Results of the private meeting, secret-ballot vote weren't released by caucus leaders, who would only say that Tillis won on the second ballot and that the final margin was thin.
Stam unanimously was elected majority leader, which Tillis called a sign of the amicable competition and the good feelings Republicans had for both candidates. Two other candidates who had sought the majority leader's post dropped out for Stam.
"We went in there unified and we came out unified, and I have every reason to believe that that's why we're going to go into the legislative session and make history," Tillis told reporters after the meeting.
Stam said the GOP will lead cooperatively and constructively. "We're still going to cooperate with Democrats whenever we can. In the past, it was out of necessity because it was the way to get our bills passed, but, in the future, we'll do it because it's good government," he said.
Tillis, a former IBM business consultant first elected to the House in 2006 and became minority whip in 2009, has won points for running the campaign operation that raised money and recruited candidates who defeated more than a dozen Democratic incumbents. He said fiscal issues such as taxation and narrowing a projected $3.2 billion budget gap would be the immediate work of the new majority.
"This is a part-time legislature that's going to try and solve that crisis over a six-month period. Most CEOs would go running for the door if they had to take on the task that we've worked hard to take on," he said.
"Our priorities are going to be what they were in the campaign," Tillis said. "We're going to focus on the fiscal situation. We're going to focus on trying whatever we can to create jobs. We're going to live up to our promises."
Stam, an Apex attorney completing his fifth term, also talked fiscal matters but appealed more to social conservatives and has been involved in Republican Party politics since the early 1970s. He first joined the House in 1989 and returned more than a decade later.
Reps. Ric Killian of Mecklenburg County and Mitch Gillespie of McDowell County also ran for speaker Saturday. They were removed from the ballot after they trailed in the first round of voting.
Outgoing Speaker Joe Hackney, D-Orange, has been in the Legislature for 30 years. State GOP Chairman Tom Fetzer said he didn't believe Tillis' relative inexperience is a liability.
"He's going to bring a businessman's focus, a businessman's perspective to the job of speaker. He's not a career politician," Fetzer said. "We need to disabuse ourselves of this notion that people have to be around there forever to effectively lead."

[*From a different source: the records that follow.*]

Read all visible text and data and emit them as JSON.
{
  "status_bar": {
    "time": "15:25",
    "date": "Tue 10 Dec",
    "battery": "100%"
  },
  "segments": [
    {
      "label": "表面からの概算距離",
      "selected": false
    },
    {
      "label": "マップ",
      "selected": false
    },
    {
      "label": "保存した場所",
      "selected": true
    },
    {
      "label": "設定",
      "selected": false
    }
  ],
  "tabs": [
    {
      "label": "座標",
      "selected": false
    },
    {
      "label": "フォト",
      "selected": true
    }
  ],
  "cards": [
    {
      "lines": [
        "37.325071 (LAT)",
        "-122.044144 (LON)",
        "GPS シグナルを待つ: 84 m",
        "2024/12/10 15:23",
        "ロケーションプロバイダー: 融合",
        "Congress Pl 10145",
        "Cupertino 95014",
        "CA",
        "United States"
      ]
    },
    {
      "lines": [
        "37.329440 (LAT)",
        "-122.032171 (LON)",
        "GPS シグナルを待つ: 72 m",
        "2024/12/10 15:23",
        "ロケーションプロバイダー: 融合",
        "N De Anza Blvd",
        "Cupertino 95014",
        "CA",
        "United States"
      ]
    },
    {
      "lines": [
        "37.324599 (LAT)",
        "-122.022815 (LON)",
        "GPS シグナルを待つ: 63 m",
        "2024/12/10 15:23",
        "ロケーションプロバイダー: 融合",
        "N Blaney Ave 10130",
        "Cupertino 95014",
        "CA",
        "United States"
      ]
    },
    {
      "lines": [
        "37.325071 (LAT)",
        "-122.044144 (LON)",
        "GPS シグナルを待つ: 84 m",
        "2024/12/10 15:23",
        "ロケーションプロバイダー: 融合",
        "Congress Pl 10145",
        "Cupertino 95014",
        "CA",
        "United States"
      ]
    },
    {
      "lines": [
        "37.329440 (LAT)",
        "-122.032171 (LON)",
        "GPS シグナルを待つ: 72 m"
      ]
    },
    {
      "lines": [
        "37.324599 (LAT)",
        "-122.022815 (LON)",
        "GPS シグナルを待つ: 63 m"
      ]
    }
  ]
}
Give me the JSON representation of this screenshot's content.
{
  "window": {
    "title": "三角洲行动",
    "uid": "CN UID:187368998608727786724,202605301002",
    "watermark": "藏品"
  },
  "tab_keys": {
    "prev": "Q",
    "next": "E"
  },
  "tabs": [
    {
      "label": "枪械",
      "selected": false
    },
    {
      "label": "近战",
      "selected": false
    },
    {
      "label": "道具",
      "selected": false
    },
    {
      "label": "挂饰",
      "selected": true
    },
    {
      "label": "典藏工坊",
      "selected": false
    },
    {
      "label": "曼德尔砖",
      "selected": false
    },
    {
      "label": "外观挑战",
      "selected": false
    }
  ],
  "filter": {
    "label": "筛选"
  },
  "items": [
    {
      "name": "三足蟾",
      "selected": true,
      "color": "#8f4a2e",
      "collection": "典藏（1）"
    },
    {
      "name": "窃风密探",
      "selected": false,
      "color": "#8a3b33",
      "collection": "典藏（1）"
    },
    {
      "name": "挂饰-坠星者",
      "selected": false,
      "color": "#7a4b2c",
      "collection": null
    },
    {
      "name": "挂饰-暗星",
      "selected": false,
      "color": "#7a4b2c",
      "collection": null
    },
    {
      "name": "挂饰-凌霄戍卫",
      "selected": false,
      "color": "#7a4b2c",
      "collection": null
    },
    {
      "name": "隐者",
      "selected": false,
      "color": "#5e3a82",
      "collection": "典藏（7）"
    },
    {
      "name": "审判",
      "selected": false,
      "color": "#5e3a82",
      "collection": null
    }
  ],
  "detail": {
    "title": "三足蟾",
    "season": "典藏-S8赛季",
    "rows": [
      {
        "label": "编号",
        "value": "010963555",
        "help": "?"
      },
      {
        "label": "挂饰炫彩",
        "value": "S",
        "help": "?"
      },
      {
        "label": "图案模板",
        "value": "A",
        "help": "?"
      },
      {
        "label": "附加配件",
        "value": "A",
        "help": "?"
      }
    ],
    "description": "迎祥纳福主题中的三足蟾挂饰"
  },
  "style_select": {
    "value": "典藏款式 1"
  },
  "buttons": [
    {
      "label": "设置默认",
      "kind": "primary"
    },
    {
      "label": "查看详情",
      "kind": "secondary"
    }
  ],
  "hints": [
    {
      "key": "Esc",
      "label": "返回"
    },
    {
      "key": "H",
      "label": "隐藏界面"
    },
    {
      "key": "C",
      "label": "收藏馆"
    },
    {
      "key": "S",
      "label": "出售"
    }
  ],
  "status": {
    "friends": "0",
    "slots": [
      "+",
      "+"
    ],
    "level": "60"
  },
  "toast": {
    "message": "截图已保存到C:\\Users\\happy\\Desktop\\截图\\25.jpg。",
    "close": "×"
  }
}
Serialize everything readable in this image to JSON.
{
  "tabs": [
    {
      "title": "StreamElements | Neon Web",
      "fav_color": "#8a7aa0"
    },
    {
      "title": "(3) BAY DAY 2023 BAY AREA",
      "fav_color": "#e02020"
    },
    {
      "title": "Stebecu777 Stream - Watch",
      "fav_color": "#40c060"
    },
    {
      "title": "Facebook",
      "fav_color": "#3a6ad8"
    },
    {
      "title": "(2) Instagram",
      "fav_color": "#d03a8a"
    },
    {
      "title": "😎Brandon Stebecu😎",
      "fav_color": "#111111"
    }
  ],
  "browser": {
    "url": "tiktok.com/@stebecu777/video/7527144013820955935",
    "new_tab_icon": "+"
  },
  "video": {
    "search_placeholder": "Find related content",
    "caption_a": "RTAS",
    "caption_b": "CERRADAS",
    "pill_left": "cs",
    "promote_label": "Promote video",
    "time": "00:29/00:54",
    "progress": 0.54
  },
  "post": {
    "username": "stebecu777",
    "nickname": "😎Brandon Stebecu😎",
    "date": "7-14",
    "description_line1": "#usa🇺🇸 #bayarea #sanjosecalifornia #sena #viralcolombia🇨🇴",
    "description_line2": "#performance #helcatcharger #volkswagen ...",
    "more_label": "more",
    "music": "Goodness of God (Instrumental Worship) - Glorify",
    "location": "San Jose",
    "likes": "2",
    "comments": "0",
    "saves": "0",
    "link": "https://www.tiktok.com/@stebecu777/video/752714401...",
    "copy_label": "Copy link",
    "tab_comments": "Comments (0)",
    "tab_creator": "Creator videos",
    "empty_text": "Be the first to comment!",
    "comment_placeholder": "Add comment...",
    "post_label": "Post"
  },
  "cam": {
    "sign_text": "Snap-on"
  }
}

Tillis and Sen. Phil Berger, R-Rockingham, chosen Thursday as the GOP's choice for Senate leader, will become the top Republican leaders in state government, setting the tone for what legislation will be heard and which lawmakers will get plum committee assignments. They'll also serve as chief negotiators with, and likely foils of, Democratic Gov. Beverly Perdue.
Tillis said he won't have all the answers leading the House but said he knows where to find them.
"I have the kind of experience that you need to lead a caucus that has tremendous institutional knowledge," Tillis said.
Unity is a sensitive issue for House Republicans, who struggled through a fracturous decade between those aligned with or against former co-Speaker Richard Morgan, R-Moore. The infighting surfaced in primary elections during the 2004 or 2006, taking out several GOP incumbents. Stam, 60, is credited with restoring the caucus.
House Republicans also agreed to nominate Rep. Dale Folwell of Forsyth County as speaker pro tempore, a largely ceremonial position but one Tillis said Folwell initially will use to help with new member orientation. Folwell still must be elected by the entire chamber January. The caucus also elected Rep. Marilyn Avila, R-Wake, as chairwoman of the joint House-Senate Republican caucus.
The day was largely a joyful one for Republicans, who have held control or partial control of the House for only six years since the 1898 elections. When asked what it will be like switching from minority leader to majority leader, Stam replied simply: "We're going to win a whole lot more votes."